Definitions for "Archaea"
One of the three domains of life. Like Bacteria, they are all microorganisms and lack a nucleus.
One of the three domains of life (the others being BACTERIA and Eucarya), formerly called Archaebacteria under the taxon Bacteria, but now considered separate and distinct. They are characterized by: (1) the presence of characteristic tRNAs and ribosomal RNAs; (2) the absence of peptidoglycan cell walls; (3) the presence of ether-linked lipids built from branched-chain subunits; and (4) their occurrence in unusual habitats. While archaea resemble bacteria in morphology and genomic organization, they resemble eukarya in their method of genomic replication. The domain contains at least three kingdoms: CRENARCHAEOTA; EURYARCHAEOTA; and KORARCHAEOTA.

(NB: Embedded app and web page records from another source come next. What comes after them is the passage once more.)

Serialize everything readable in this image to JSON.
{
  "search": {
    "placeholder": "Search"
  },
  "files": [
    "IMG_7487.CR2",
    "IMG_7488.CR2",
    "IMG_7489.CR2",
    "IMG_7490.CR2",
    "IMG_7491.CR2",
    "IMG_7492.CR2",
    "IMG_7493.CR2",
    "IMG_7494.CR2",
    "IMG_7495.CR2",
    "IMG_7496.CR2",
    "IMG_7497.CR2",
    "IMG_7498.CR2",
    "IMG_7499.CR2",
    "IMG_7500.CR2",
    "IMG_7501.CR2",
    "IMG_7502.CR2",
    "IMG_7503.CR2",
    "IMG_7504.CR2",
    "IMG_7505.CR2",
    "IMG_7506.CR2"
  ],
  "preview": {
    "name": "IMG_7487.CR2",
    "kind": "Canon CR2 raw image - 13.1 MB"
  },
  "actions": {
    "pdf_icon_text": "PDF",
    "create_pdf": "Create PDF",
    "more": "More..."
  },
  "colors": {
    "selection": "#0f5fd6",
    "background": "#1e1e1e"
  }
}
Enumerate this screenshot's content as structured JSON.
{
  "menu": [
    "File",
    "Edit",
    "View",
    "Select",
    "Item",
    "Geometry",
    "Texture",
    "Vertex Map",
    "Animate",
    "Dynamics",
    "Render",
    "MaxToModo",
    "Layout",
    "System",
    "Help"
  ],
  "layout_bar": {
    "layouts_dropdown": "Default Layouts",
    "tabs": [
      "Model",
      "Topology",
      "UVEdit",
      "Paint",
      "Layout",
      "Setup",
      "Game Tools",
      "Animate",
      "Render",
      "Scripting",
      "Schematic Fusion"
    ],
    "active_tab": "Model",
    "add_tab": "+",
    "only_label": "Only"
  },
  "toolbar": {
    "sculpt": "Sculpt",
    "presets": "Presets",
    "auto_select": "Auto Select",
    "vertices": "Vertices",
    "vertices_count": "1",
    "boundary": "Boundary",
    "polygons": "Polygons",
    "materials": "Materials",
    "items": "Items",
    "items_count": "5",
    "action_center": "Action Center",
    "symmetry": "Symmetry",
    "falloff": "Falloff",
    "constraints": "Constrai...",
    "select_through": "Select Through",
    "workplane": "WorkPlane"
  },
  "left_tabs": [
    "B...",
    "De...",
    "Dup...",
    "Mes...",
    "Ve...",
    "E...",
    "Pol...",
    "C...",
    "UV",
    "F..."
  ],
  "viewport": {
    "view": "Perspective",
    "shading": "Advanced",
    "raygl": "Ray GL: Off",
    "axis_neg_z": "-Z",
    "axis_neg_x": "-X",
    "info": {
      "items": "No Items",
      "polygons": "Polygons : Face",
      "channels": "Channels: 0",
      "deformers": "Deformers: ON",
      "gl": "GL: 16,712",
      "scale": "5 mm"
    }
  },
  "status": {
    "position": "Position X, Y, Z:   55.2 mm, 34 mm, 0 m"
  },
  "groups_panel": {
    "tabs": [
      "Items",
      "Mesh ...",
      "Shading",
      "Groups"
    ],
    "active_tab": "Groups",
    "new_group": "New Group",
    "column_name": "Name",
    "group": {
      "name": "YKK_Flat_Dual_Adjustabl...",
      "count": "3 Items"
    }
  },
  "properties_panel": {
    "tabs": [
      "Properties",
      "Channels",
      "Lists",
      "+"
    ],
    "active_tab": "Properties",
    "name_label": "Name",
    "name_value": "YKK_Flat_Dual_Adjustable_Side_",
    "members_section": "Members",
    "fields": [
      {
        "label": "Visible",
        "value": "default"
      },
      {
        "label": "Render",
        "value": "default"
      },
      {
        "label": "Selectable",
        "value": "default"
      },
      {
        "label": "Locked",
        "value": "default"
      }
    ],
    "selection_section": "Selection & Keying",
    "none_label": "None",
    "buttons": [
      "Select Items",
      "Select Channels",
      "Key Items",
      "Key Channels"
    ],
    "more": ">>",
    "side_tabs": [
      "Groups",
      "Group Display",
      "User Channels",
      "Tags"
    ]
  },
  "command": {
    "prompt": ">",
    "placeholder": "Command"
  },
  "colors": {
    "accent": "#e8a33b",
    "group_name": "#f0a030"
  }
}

A prokaryotic form of life that forms a domain in the tree of life. There are three domains: bacteria, archaea, and eukarya. Bacteria are also prokaryotic organisms. Eukaryotes include animals, plants, fungi, and protozoan and have very different cell structures, bigger and with internal membrane bound structures (organelles). While bacteria and archaea look similar in structure, they have very different metabolic and genetic activity. One defining physiological characteristic of archaea is their ability to live in extreme environments. They are often called extremophiles and unlike bacteria and eukarya depend on either high salt, high or low temperature, high pressure, or high or low pH.
A term used to describe the archaeobacteria